“Jordan’s team didn’t have somewhere to play, so we built it.”

Not letting anything get in his way, the diamond was completed in time for his son’s team to go onto Provincials in 1999.

It worked out, as Bassett’s son was the first player to hit a homerun out of the field during game play. Left field, down the line, 350 feet.

In recognition for his contributions to Elk Point minor ball and being the driving force behind the diamond being built, the baseball diamond was named Bassett Field.

Awards & Recognition

Since building the field, Elk Point has hosted midget provincials 10 times, peewee provincials three times and bantam provincials twice. The field has also been host to female softball provincials three times.

Bassett has coached four provincial gold medal teams and four provincial silver medal teams.

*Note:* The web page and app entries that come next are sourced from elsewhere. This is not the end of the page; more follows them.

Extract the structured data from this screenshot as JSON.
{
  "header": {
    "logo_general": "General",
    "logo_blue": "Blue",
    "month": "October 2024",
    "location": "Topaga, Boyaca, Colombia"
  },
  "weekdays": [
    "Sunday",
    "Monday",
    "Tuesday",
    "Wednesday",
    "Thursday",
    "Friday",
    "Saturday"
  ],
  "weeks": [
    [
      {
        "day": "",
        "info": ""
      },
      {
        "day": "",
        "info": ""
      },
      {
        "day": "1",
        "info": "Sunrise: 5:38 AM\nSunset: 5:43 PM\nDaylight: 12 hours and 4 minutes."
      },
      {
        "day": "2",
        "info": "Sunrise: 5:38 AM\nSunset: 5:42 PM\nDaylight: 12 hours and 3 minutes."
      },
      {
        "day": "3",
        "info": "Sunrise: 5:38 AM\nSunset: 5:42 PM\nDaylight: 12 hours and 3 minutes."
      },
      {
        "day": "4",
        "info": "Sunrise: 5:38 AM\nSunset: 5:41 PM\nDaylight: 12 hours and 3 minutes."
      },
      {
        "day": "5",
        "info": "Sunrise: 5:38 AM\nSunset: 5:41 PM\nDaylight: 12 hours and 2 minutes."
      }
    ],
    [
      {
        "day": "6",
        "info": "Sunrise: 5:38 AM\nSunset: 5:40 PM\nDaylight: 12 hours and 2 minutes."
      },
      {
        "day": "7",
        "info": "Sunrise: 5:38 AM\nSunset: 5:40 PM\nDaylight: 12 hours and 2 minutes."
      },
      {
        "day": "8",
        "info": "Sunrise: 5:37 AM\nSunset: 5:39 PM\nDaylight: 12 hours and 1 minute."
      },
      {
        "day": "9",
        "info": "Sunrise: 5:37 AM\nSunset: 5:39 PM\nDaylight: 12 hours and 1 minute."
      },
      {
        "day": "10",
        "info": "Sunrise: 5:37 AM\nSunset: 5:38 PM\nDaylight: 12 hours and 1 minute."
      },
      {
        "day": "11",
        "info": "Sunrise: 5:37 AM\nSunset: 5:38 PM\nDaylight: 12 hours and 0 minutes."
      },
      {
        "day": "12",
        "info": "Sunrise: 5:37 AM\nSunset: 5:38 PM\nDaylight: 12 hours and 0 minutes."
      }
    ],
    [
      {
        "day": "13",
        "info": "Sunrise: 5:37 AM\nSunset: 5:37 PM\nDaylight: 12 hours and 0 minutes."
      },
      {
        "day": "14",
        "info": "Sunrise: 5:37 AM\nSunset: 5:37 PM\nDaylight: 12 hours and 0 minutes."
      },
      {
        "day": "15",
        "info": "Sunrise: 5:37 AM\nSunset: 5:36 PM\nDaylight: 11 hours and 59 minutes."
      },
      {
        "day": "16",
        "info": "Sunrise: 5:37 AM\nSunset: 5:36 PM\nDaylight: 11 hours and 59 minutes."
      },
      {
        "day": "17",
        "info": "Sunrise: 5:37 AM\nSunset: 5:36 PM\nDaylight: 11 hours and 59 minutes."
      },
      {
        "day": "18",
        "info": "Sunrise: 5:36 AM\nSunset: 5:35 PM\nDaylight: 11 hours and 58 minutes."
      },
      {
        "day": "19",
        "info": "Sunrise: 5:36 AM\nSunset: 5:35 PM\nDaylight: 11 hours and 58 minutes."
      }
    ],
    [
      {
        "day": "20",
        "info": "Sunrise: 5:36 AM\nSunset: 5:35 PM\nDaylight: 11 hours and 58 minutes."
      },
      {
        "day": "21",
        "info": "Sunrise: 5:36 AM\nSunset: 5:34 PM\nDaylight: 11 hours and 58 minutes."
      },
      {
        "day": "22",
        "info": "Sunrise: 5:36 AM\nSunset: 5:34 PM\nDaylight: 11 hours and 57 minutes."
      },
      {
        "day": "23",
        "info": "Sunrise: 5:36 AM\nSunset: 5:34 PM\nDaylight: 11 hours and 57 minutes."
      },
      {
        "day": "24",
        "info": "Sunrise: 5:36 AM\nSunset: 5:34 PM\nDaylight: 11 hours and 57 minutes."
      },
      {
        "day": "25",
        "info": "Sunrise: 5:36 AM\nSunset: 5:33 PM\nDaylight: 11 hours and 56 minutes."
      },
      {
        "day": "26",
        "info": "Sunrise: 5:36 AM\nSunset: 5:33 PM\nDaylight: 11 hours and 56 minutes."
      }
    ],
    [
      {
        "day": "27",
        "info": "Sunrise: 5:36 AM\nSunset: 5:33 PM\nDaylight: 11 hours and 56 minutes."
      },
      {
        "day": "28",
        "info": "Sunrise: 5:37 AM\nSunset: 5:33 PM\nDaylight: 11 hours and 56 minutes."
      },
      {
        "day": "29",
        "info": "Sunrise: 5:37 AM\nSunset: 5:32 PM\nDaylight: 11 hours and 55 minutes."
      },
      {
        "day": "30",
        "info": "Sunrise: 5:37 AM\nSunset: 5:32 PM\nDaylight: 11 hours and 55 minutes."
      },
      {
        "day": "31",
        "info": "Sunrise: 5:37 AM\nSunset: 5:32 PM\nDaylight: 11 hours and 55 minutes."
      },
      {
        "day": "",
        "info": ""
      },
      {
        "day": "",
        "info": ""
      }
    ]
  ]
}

He has received numerous awards for his coaching, including Coach of the Year from Baseball Alberta in 1999, the year he coached his son’s team to provincials.

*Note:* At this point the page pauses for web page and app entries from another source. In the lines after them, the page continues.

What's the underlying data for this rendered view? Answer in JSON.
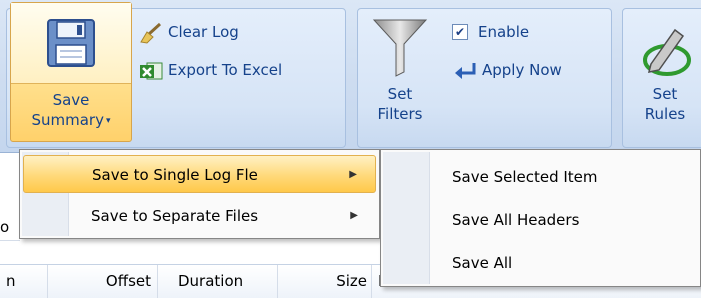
{
  "ribbon": {
    "save_summary": {
      "line1": "Save",
      "line2": "Summary"
    },
    "clear_log": "Clear Log",
    "export_excel": "Export To Excel",
    "set_filters": {
      "line1": "Set",
      "line2": "Filters"
    },
    "enable": "Enable",
    "enable_checked": true,
    "apply_now": "Apply Now",
    "set_rules": {
      "line1": "Set",
      "line2": "Rules"
    }
  },
  "menu": {
    "items": [
      {
        "label": "Save to Single Log Fle"
      },
      {
        "label": "Save to Separate Files"
      }
    ],
    "submenu": [
      {
        "label": "Save Selected Item"
      },
      {
        "label": "Save All Headers"
      },
      {
        "label": "Save All"
      }
    ]
  },
  "grid": {
    "columns": [
      "n",
      "Offset",
      "Duration",
      "Size",
      "Full URL"
    ]
  },
  "stray_text": "o",
  "colors": {
    "ribbon_text": "#15428b",
    "highlight": "#ffd97a"
  }
}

In 2012, he received the Bill Chmiliar Award of Merit from the Edmonton International Baseball Foundation and the next year, 2013, he was awarded the President’s Award from Baseball Alberta.

One of the highest recognition that he’s received came in 2015 when he received the Baseball Alberta Lifetime Member.

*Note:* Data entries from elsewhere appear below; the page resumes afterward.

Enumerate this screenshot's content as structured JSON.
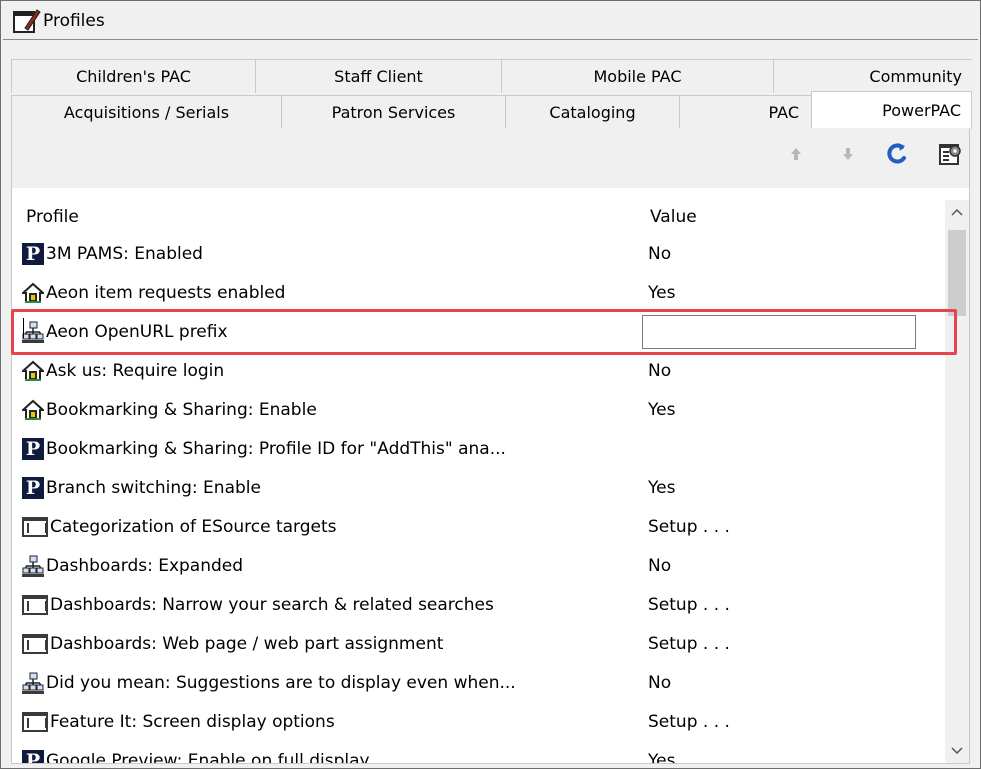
{
  "window": {
    "title": "Profiles"
  },
  "tabs": {
    "row1": [
      "Children's PAC",
      "Staff Client",
      "Mobile PAC",
      "Community"
    ],
    "row2": [
      "Acquisitions / Serials",
      "Patron Services",
      "Cataloging",
      "PAC",
      "PowerPAC"
    ],
    "active": "PowerPAC"
  },
  "toolbar": {
    "move_up": "arrow-up-icon",
    "move_down": "arrow-down-icon",
    "refresh": "refresh-icon",
    "properties": "properties-icon"
  },
  "grid": {
    "columns": {
      "profile": "Profile",
      "value": "Value"
    },
    "rows": [
      {
        "icon": "p-icon",
        "profile": "3M PAMS: Enabled",
        "value": "No"
      },
      {
        "icon": "house-icon",
        "profile": "Aeon item requests enabled",
        "value": "Yes"
      },
      {
        "icon": "network-icon",
        "profile": "Aeon OpenURL prefix",
        "value": "",
        "editing": true
      },
      {
        "icon": "house-icon",
        "profile": "Ask us: Require login",
        "value": "No"
      },
      {
        "icon": "house-icon",
        "profile": "Bookmarking & Sharing: Enable",
        "value": "Yes"
      },
      {
        "icon": "p-icon",
        "profile": "Bookmarking & Sharing: Profile ID for \"AddThis\" ana...",
        "value": ""
      },
      {
        "icon": "p-icon",
        "profile": "Branch switching: Enable",
        "value": "Yes"
      },
      {
        "icon": "folder-icon",
        "profile": "Categorization of ESource targets",
        "value": "Setup . . ."
      },
      {
        "icon": "network-icon",
        "profile": "Dashboards: Expanded",
        "value": "No"
      },
      {
        "icon": "folder-icon",
        "profile": "Dashboards: Narrow your search & related searches",
        "value": "Setup . . ."
      },
      {
        "icon": "folder-icon",
        "profile": "Dashboards: Web page / web part assignment",
        "value": "Setup . . ."
      },
      {
        "icon": "network-icon",
        "profile": "Did you mean: Suggestions are to display even when...",
        "value": "No"
      },
      {
        "icon": "folder-icon",
        "profile": "Feature It: Screen display options",
        "value": "Setup . . ."
      },
      {
        "icon": "p-icon",
        "profile": "Google Preview: Enable on full display",
        "value": "Yes"
      }
    ]
  },
  "colors": {
    "highlight": "#e8444c",
    "p_icon_bg": "#0f1a3c",
    "refresh_blue": "#1f5fbf"
  }
}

The Nicknames

Bassett’s also gained a reputation for the nicknames he gives players.

“Sometimes I’ll see something in a kid, or I’ll think of something that might rhyme with their name, and something just pops out of my head,” said Bassett.

“Nowadays when kids start playing they’ll come up to me and they’ll wanna know what their nickname is gonna be — Hammer, Roadrunner, Pickpocket, you name it.”

When asked what it was about the sport that made him love baseball, Bassett joked that it was “everything”.

“But really, it’s that it’s not an easy sport to play, you know, it’s complicated. It’s a slow game, but it really isn’t,” said Bassett.

“Things can happen very fast like a home run, or striking someone out, and then the dugout’s all emptied from the players rushing onto the field to celebrate. Stuff like that is just great.”

Ever since the ball season was put on hold since COVID-19 Bassett’s been spending most of his time with his wife, but has kept his love for baseball strong in spending time with his grandchildren out on baseball diamonds.

Follow Doug “the Sportshound” Bassett on Lakeland Connect.

About Chris Lapointe

Chris is a two-time Vancouver Film School graduate, where he originally studied screenwriting and video games. Returning home to the lakeland post-graduation, he was determined to put what he learned to use. He brings with him a laid-back attitude and a love for pop culture that he hopes can be injected into Lakeland Connect's publications.